> Your assignment:
Copy each line of the entries beneath that contains the word "verified".

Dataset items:
· · · · ·
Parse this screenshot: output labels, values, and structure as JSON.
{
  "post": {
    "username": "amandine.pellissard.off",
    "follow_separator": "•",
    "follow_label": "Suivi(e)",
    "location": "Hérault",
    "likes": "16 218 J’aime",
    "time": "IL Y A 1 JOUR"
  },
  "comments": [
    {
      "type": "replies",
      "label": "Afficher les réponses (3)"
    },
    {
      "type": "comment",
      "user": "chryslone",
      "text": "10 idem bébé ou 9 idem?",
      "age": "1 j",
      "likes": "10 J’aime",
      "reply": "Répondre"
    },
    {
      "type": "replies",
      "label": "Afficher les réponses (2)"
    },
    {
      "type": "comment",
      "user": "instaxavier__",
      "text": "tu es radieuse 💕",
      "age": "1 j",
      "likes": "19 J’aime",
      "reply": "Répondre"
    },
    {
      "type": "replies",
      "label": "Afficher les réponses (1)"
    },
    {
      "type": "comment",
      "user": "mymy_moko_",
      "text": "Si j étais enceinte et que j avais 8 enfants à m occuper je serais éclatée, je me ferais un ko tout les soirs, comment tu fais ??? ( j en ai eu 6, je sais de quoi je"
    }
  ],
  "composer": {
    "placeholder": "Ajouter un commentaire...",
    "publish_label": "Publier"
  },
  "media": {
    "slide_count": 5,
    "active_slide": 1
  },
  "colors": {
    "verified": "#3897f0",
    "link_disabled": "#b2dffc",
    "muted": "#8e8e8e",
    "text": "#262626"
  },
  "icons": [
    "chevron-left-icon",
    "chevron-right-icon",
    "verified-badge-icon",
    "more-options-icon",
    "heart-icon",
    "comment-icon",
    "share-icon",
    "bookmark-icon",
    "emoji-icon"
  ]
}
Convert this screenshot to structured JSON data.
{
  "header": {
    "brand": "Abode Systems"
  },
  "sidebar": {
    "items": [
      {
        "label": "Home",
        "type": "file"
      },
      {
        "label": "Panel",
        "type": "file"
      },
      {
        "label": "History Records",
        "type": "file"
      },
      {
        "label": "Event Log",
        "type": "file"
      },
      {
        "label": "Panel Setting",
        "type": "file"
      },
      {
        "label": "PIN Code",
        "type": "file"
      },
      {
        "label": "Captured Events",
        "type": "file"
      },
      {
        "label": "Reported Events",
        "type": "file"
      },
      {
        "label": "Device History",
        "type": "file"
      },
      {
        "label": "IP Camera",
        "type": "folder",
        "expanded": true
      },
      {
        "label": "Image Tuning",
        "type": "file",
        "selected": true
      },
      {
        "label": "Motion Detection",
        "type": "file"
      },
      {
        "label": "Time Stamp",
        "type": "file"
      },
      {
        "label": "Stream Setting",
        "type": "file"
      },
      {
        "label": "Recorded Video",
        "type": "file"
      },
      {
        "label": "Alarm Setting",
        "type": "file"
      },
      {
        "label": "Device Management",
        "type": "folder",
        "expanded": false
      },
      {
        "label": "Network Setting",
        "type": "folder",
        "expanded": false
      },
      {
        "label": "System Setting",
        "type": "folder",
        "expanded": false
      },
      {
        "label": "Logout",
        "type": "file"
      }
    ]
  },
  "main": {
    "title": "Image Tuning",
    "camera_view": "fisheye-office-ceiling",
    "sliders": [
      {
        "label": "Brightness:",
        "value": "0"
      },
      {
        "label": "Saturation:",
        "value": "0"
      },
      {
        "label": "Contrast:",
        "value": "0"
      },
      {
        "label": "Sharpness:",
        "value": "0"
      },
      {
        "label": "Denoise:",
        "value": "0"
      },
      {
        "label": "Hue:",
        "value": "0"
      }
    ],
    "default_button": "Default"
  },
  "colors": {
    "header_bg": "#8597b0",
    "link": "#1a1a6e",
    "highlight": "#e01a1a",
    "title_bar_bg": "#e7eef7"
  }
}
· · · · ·
> Result of this task:
    "verified": "#3897f0",
    "verified-badge-icon",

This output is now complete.